A complete, exact retyping of the data below is required.

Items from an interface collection

- Opening Delimiter -

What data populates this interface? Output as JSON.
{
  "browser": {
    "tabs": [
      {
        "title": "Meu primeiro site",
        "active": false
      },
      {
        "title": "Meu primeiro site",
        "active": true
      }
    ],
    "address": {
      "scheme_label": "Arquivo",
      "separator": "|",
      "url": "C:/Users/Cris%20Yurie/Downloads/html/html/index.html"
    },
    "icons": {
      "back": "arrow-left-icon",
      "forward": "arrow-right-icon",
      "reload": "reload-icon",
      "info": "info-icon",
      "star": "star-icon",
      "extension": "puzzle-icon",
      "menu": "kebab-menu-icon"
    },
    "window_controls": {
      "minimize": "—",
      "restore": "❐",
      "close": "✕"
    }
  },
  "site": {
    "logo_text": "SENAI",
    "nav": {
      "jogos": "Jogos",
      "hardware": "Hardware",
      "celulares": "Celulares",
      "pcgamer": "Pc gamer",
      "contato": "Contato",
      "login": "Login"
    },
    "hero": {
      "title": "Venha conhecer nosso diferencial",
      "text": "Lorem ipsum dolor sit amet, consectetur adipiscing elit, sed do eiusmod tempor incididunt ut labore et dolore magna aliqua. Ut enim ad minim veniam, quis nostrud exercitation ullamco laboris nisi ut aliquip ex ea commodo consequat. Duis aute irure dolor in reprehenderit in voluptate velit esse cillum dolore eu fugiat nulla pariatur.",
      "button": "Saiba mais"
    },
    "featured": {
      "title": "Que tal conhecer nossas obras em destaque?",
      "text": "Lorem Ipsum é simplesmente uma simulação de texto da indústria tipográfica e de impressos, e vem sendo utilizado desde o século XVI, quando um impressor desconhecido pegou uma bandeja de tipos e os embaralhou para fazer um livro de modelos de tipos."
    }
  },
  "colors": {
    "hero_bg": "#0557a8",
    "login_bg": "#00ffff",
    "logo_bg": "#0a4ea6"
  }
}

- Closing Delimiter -

Written response >>
What data populates this interface? Output as JSON.
{
  "browser": {
    "tabs": [
      {
        "title": "Meu primeiro site",
        "active": false
      },
      {
        "title": "Meu primeiro site",
        "active": true
      }
    ],
    "address": {
      "scheme_label": "Arquivo",
      "separator": "|",
      "url": "C:/Users/Cris%20Yurie/Downloads/html/html/index.html"
    },
    "icons": {
      "back": "arrow-left-icon",
      "forward": "arrow-right-icon",
      "reload": "reload-icon",
      "info": "info-icon",
      "star": "star-icon",
      "extension": "puzzle-icon",
      "menu": "kebab-menu-icon"
    },
    "window_controls": {
      "minimize": "—",
      "restore": "❐",
      "close": "✕"
    }
  },
  "site": {
    "logo_text": "SENAI",
    "nav": {
      "jogos": "Jogos",
      "hardware": "Hardware",
      "celulares": "Celulares",
      "pcgamer": "Pc gamer",
      "contato": "Contato",
      "login": "Login"
    },
    "hero": {
      "title": "Venha conhecer nosso diferencial",
      "text": "Lorem ipsum dolor sit amet, consectetur adipiscing elit, sed do eiusmod tempor incididunt ut labore et dolore magna aliqua. Ut enim ad minim veniam, quis nostrud exercitation ullamco laboris nisi ut aliquip ex ea commodo consequat. Duis aute irure dolor in reprehenderit in voluptate velit esse cillum dolore eu fugiat nulla pariatur.",
      "button": "Saiba mais"
    },
    "featured": {
      "title": "Que tal conhecer nossas obras em destaque?",
      "text": "Lorem Ipsum é simplesmente uma simulação de texto da indústria tipográfica e de impressos, e vem sendo utilizado desde o século XVI, quando um impressor desconhecido pegou uma bandeja de tipos e os embaralhou para fazer um livro de modelos de tipos."
    }
  },
  "colors": {
    "hero_bg": "#0557a8",
    "login_bg": "#00ffff",
    "logo_bg": "#0a4ea6"
  }
}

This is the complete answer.